Fortunately, turns out that some governments understood this better than you perhaps would have expected. Take, for example, the Iranian administration, whose moves usually tend to be rather whacky. However, thanks to Wikileaks, they now are able to use their aura of craziness to their advantage in an unforeseen wise move: they simply claimed that the USA deliberately published the confidential reports of how Middle Eastern governments distrust each other in order to foster animosities amongst them. Thereby, Iran ads a much-needed does of humour to the debate. I actually even recently read somewhere a recommendation proposing humour as the best way to deal with cultural differences.
But there is no catch-all solution to human conflicts. Some of the most avid Uniqlo shoppers are students with low budgets. Assuming that they don’t waste much time on watching TV commercials, they find themselves shivering wearing the thin heattech shirts in their rooms that they deliberately keep cold in order to save on heating – and suddenly the magic of Heattech breaks down. Heattech’s chameleonesque temperature metamorphosis usually work so well, because the natural laws of climate change are so reliable – it’s the humans who behave unpredictably. Even though Wikileaks appears to uncover meaningful documents, it’s hard to believe that the personal opinions of individual diplomats about the personal characteristics of politicians are the decisive factors in their communication with each other. If anything, Wikileaks documents that the willingness to gossip seems to be remarkably uniformly distributed across all cultures.

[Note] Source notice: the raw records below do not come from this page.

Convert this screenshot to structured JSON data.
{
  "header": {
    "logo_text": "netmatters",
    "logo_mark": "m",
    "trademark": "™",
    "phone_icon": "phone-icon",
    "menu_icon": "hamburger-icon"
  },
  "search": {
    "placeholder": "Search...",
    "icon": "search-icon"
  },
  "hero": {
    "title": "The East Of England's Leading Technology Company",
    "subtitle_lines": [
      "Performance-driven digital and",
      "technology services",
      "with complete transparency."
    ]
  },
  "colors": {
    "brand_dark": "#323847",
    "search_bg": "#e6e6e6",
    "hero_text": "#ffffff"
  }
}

Does this mean that the global village now finally has been established, with nosy neighbors telling on each other? The cyber-warfare of clandestine hackers on corporate websites begs to differ. It may be unclear, whether or not Julian Assange was helped by the retaliatory measures taken against his bank. Given this confusing situation, the only true winner is, once again, the technology itself. And it is the Japanese J-pop group Perfume who foresaw this outcome the best in their visionary 2006 proposal to replace the term “global village” by a more appropriate term – “Computer City” (which they pronounce as “Computer Shity” in Minute 0.41, thereby unveiling one of the hidden beauties of Globalization’s impact on English) :

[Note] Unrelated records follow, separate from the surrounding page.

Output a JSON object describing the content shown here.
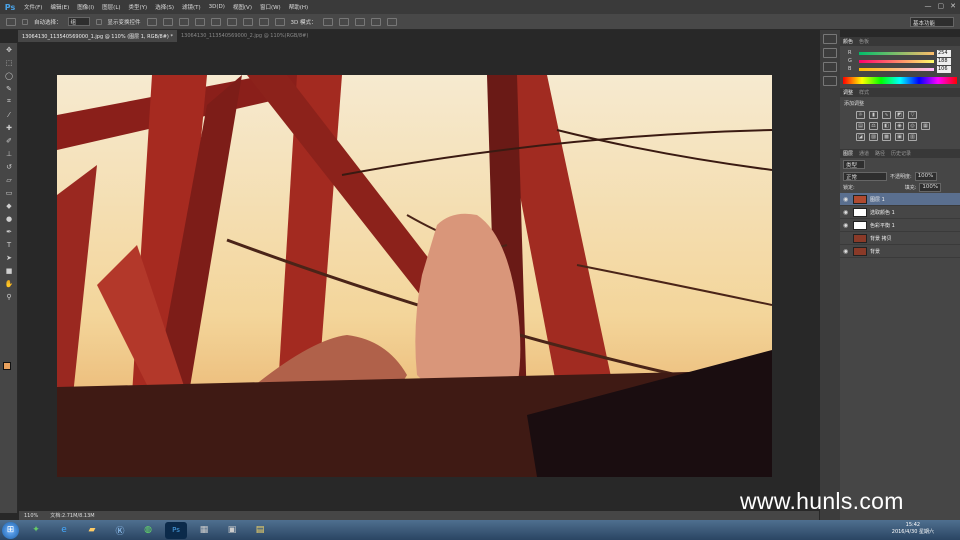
{
  "app": {
    "logo": "Ps"
  },
  "menu": [
    "文件(F)",
    "编辑(E)",
    "图像(I)",
    "图层(L)",
    "类型(Y)",
    "选择(S)",
    "滤镜(T)",
    "3D(D)",
    "视图(V)",
    "窗口(W)",
    "帮助(H)"
  ],
  "window_controls": [
    "—",
    "▢",
    "✕"
  ],
  "options": {
    "auto_select": "自动选择：",
    "auto_select_value": "组",
    "show_transform": "显示变换控件",
    "mode_3d": "3D 模式：",
    "workspace": "基本功能"
  },
  "tabs": [
    {
      "label": "13064130_113540569000_1.jpg @ 110% (图层 1, RGB/8#) *",
      "active": true
    },
    {
      "label": "13064130_113540569000_2.jpg @ 110%(RGB/8#)",
      "active": false
    }
  ],
  "tools": [
    "move",
    "marquee",
    "lasso",
    "quick-select",
    "crop",
    "eyedropper",
    "healing",
    "brush",
    "stamp",
    "history-brush",
    "eraser",
    "gradient",
    "blur",
    "dodge",
    "pen",
    "type",
    "path-select",
    "shape",
    "hand",
    "zoom"
  ],
  "colors": {
    "foreground": "#e9a15d",
    "background": "#ffffff"
  },
  "status": {
    "zoom": "110%",
    "doc": "文档:2.71M/8.13M"
  },
  "color_panel": {
    "tabs": [
      "颜色",
      "色板"
    ],
    "channels": [
      {
        "label": "R",
        "value": "254"
      },
      {
        "label": "G",
        "value": "188"
      },
      {
        "label": "B",
        "value": "106"
      }
    ]
  },
  "adjust_panel": {
    "tabs": [
      "调整",
      "样式"
    ],
    "title": "添加调整"
  },
  "layers_panel": {
    "tabs": [
      "图层",
      "通道",
      "路径",
      "历史记录"
    ],
    "kind": "类型",
    "blend": "正常",
    "opacity_label": "不透明度:",
    "opacity": "100%",
    "lock_label": "锁定:",
    "fill_label": "填充:",
    "fill": "100%",
    "layers": [
      {
        "name": "图层 1",
        "selected": true
      },
      {
        "name": "选取颜色 1",
        "selected": false
      },
      {
        "name": "色彩平衡 1",
        "selected": false
      },
      {
        "name": "背景 拷贝",
        "selected": false
      },
      {
        "name": "背景",
        "selected": false
      }
    ]
  },
  "taskbar": {
    "time": "15:42",
    "date": "2016/4/30 星期六"
  },
  "watermark": "www.hunls.com"
}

What’s most important in this new Computer City is that its inhabitants make sure that it doesn’t get too cold. And no, global warming will not do the job. Nor will Heattech.
Have a cosy week,